Once Vamsi Dasa was given a gold chain, and he kept it for his Gaura-Nitai Deities. One day, while Vamsi Dasa was out begging, that chain was stolen. On returning and seeing the chain missing, Vamsi Dasa asked Gaura Nitai, “Who have You given that chain to? Go to his house and bring it back.” The next morning he went out begging again and when he arrived home that evening he saw that the chain was still missing, so he went directly to the house of the thief himself. Many people also followed him, as he was well known in Navadvipa and they all came to know that the chain had been taken.

The man whose house Vamsi Dasa went to denied he had stolen it. The people then became very angry saying, “Why has he come here.

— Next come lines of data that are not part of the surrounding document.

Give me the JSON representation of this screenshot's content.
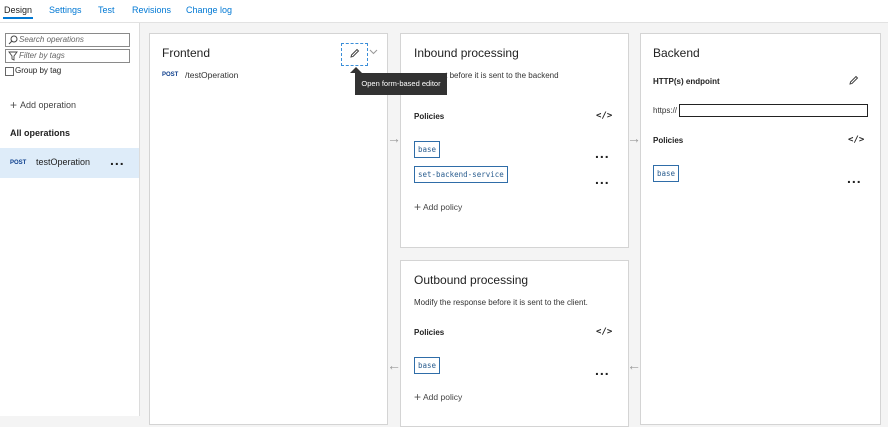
{
  "tabs": [
    {
      "label": "Design"
    },
    {
      "label": "Settings"
    },
    {
      "label": "Test"
    },
    {
      "label": "Revisions"
    },
    {
      "label": "Change log"
    }
  ],
  "left_panel": {
    "search_placeholder": "Search operations",
    "filter_placeholder": "Filter by tags",
    "group_by_tag": "Group by tag",
    "add_operation": "Add operation",
    "all_operations": "All operations",
    "operations": [
      {
        "method": "POST",
        "name": "testOperation",
        "more": "..."
      }
    ]
  },
  "frontend": {
    "title": "Frontend",
    "method": "POST",
    "path": "/testOperation",
    "tooltip": "Open form-based editor"
  },
  "inbound": {
    "title": "Inbound processing",
    "description_visible": "e request before it is sent to the backend",
    "policies_label": "Policies",
    "code_icon": "</>",
    "policies": [
      {
        "name": "base",
        "more": "..."
      },
      {
        "name": "set-backend-service",
        "more": "..."
      }
    ],
    "add_policy": "Add policy"
  },
  "outbound": {
    "title": "Outbound processing",
    "description": "Modify the response before it is sent to the client.",
    "policies_label": "Policies",
    "code_icon": "</>",
    "policies": [
      {
        "name": "base",
        "more": "..."
      }
    ],
    "add_policy": "Add policy"
  },
  "backend": {
    "title": "Backend",
    "endpoint_label": "HTTP(s) endpoint",
    "url_prefix": "https://",
    "url_value": "",
    "policies_label": "Policies",
    "code_icon": "</>",
    "policies": [
      {
        "name": "base",
        "more": "..."
      }
    ]
  },
  "arrows": {
    "right": "→",
    "left": "←"
  },
  "colors": {
    "accent": "#0078d4",
    "selected_row": "#deecf9",
    "tooltip_bg": "#323232",
    "chip_border": "#2f6da8"
  }
}
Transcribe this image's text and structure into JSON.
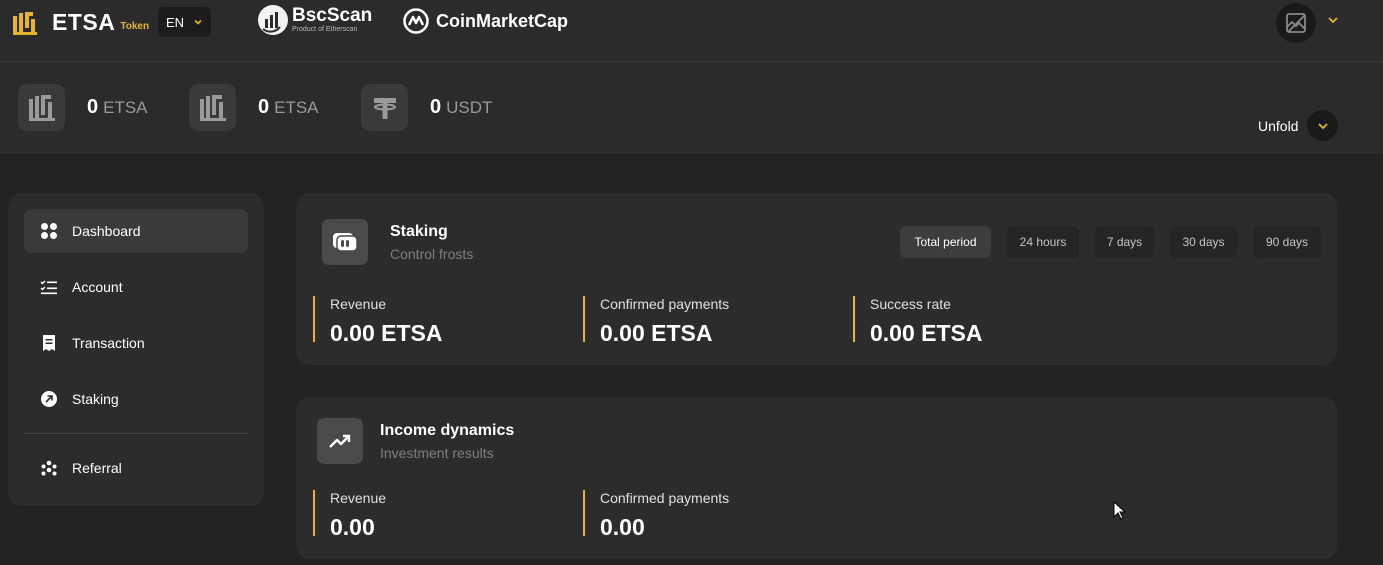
{
  "header": {
    "logo": "ETSA",
    "logo_sub": "Token",
    "language": "EN",
    "bscscan_title": "BscScan",
    "bscscan_sub": "Product of Etherscan",
    "coinmarketcap": "CoinMarketCap"
  },
  "balances": [
    {
      "value": "0",
      "unit": "ETSA",
      "icon": "etsa-icon"
    },
    {
      "value": "0",
      "unit": "ETSA",
      "icon": "etsa-icon"
    },
    {
      "value": "0",
      "unit": "USDT",
      "icon": "tether-icon"
    }
  ],
  "unfold_label": "Unfold",
  "sidebar": {
    "items": [
      {
        "label": "Dashboard",
        "icon": "grid-icon",
        "active": true
      },
      {
        "label": "Account",
        "icon": "checklist-icon"
      },
      {
        "label": "Transaction",
        "icon": "receipt-icon"
      },
      {
        "label": "Staking",
        "icon": "arrow-circle-icon"
      },
      {
        "label": "Referral",
        "icon": "people-icon"
      }
    ]
  },
  "staking": {
    "title": "Staking",
    "subtitle": "Control frosts",
    "periods": [
      "Total period",
      "24 hours",
      "7 days",
      "30 days",
      "90 days"
    ],
    "active_period": "Total period",
    "stats": [
      {
        "label": "Revenue",
        "value": "0.00 ETSA"
      },
      {
        "label": "Confirmed payments",
        "value": "0.00 ETSA"
      },
      {
        "label": "Success rate",
        "value": "0.00 ETSA"
      }
    ]
  },
  "income": {
    "title": "Income dynamics",
    "subtitle": "Investment results",
    "stats": [
      {
        "label": "Revenue",
        "value": "0.00"
      },
      {
        "label": "Confirmed payments",
        "value": "0.00"
      }
    ]
  },
  "colors": {
    "accent": "#e5b530",
    "background": "#232323",
    "panel": "#2c2c2c"
  }
}
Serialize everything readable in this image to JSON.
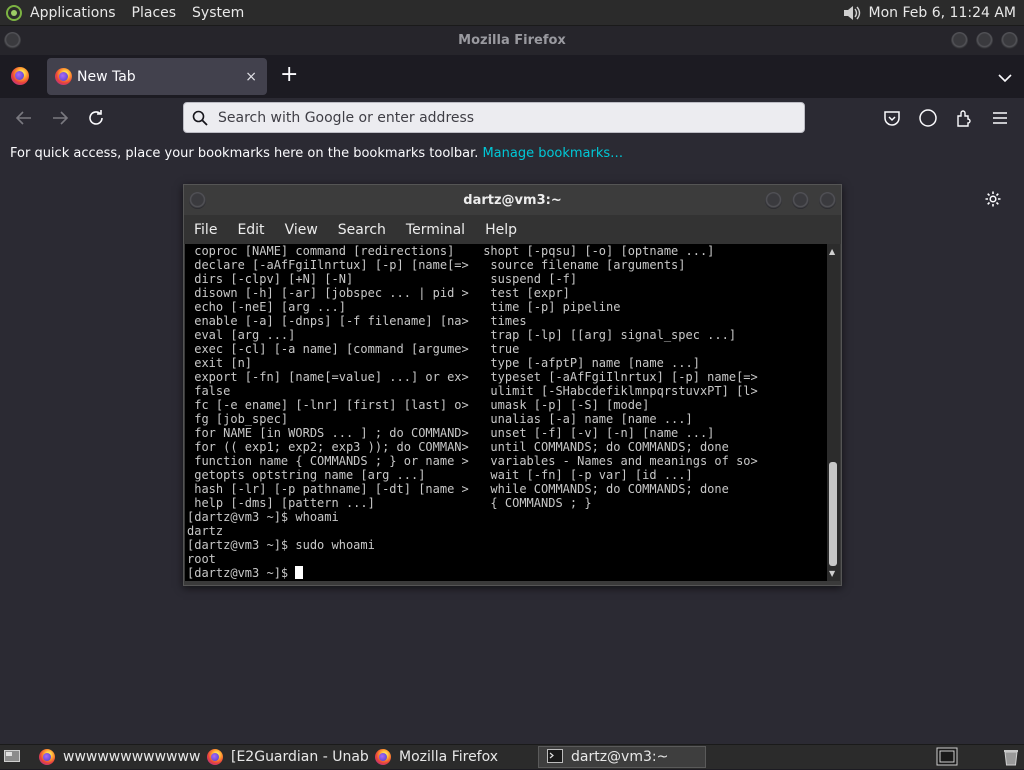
{
  "top_panel": {
    "menus": [
      "Applications",
      "Places",
      "System"
    ],
    "clock": "Mon Feb  6, 11:24 AM"
  },
  "firefox": {
    "window_title": "Mozilla Firefox",
    "tab": {
      "label": "New Tab",
      "close": "×"
    },
    "new_tab_glyph": "+",
    "url_placeholder": "Search with Google or enter address",
    "url_value": "",
    "bookmarks_message": "For quick access, place your bookmarks here on the bookmarks toolbar.",
    "bookmarks_link": "Manage bookmarks…"
  },
  "terminal": {
    "title": "dartz@vm3:~",
    "menu": [
      "File",
      "Edit",
      "View",
      "Search",
      "Terminal",
      "Help"
    ],
    "lines": [
      " coproc [NAME] command [redirections]    shopt [-pqsu] [-o] [optname ...]",
      " declare [-aAfFgiIlnrtux] [-p] [name[=>   source filename [arguments]",
      " dirs [-clpv] [+N] [-N]                   suspend [-f]",
      " disown [-h] [-ar] [jobspec ... | pid >   test [expr]",
      " echo [-neE] [arg ...]                    time [-p] pipeline",
      " enable [-a] [-dnps] [-f filename] [na>   times",
      " eval [arg ...]                           trap [-lp] [[arg] signal_spec ...]",
      " exec [-cl] [-a name] [command [argume>   true",
      " exit [n]                                 type [-afptP] name [name ...]",
      " export [-fn] [name[=value] ...] or ex>   typeset [-aAfFgiIlnrtux] [-p] name[=>",
      " false                                    ulimit [-SHabcdefiklmnpqrstuvxPT] [l>",
      " fc [-e ename] [-lnr] [first] [last] o>   umask [-p] [-S] [mode]",
      " fg [job_spec]                            unalias [-a] name [name ...]",
      " for NAME [in WORDS ... ] ; do COMMAND>   unset [-f] [-v] [-n] [name ...]",
      " for (( exp1; exp2; exp3 )); do COMMAN>   until COMMANDS; do COMMANDS; done",
      " function name { COMMANDS ; } or name >   variables - Names and meanings of so>",
      " getopts optstring name [arg ...]         wait [-fn] [-p var] [id ...]",
      " hash [-lr] [-p pathname] [-dt] [name >   while COMMANDS; do COMMANDS; done",
      " help [-dms] [pattern ...]                { COMMANDS ; }",
      "[dartz@vm3 ~]$ whoami",
      "dartz",
      "[dartz@vm3 ~]$ sudo whoami",
      "root",
      "[dartz@vm3 ~]$ "
    ]
  },
  "taskbar": {
    "items": [
      {
        "label": "wwwwwwwwwwwwww...",
        "icon": "firefox-icon",
        "active": false
      },
      {
        "label": "[E2Guardian - Unab...",
        "icon": "firefox-icon",
        "active": false
      },
      {
        "label": "Mozilla Firefox",
        "icon": "firefox-icon",
        "active": false
      },
      {
        "label": "dartz@vm3:~",
        "icon": "terminal-icon",
        "active": true
      }
    ]
  },
  "colors": {
    "firefox_dark": "#2b2a33",
    "link": "#00c8d7",
    "terminal_bg": "#000000",
    "terminal_fg": "#c8c8c8"
  }
}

Why has Vamsi Dasa come here? There are so many houses in Navadvipa town, so why has he come here?” They all concluded that he must be guilty, but still that man denied it. Finally the crowd threatened him: “Either you return that chain or we’ll break your whole house.” Upon hearing this that man immediately returned the chain.

Vamsi Dasa always carried his Laddu Gopala Deity in his right hand. Apart from this Laddu Gopala, some other Deities and some loincloth, that was all he possessed.

In Puri he would call the waves: “Come here. Come here. My Gopala will bathe!” He would then bathe Laddu Gopala in the sea.

In Kharaghpur one evening, Jyotisekhara Prabhu heard Vamsi Dasa saying to Gopala: “Gopala, I shall show You some thieves. There are so many thieves here.” Then he went to the big railway junction at Kharaghpur, where he showed Gopala some men stealing kerosene and oil from one goods train. Vamsi Dasa pointed out to Gopala: “Just see Gopala how they’re taking kerosene tins from the train. Now I’ll show You some more thieves,” and then they left.

Usually in Navadvipa town he stayed on the road-side. He came to Puri on foot sometimes, rather than taking the train, staying under trees on the way.

On Janmastami he was in Baleshvar, a town in North Orissa. At midnight he said to Gopala: “Last year I gave You some palm-fruit, this year I shall give You some mango. Gopala, don’t be impatient, mango is coming to You.” Within ten minutes a brahmana teacher called Yogendra Mukherji arrived, explaining how he had just dreamt that a sadhu wanted a mango, so he went to the market and bought one. That brahmana was then told: “Yes, yes, you come. He said he wanted a mango.”

Vamsi Dasa was always plunged in bhava and never spoke with anyone except his Deities and a few intimate devotees. With others he would not speak to them directly, even if they spoke to him, but would reply to them by talking to his Deities.

One of the devotees whom Vamsi Dasa would speak to was his servant, but only occasionally would he talk to him. He would often abuse this servant, calling him “haram jada”, which means “a big pig.”

Another person whom Vamsi Dasa would speak to was one merchant who helped construct a two-store building in Navadvipa for him to reside in.

Vamsi Dasa knew what the motive was or what the mood was of everyone who came to see him. If he liked a person who had come and asked a question, he would answer through the _ murtis__ and not directly to that persons face.

Once, one Santa Maharaja came, carrying his tridanda. Vamsi Dasa inquired: “Who is this coming here? Who is this fellow carrying a danda? Danda must be carried by my Gauranga Mahaprabhu, by my Prabhu Gauranga.” This was of course said by him to his Deities. This incident occurred around 1942-1943, after the disappearance of Sarasvati Thakura.

Sometimes devotees would go to Vamsi Dasa with a question, but they might not express it to him directly: they wouldn’t say it out loud. However, Vamsi Dasa would speak to Krishna and answer that unspoken question. This would not always be the case. Someone might go to him and be totally ignored, but at other times Vamsi Dasa might have taken notice of that person and answer any questions through the Deities. Thus he was unpredictable, but whenever he did answer in this way people were convinced.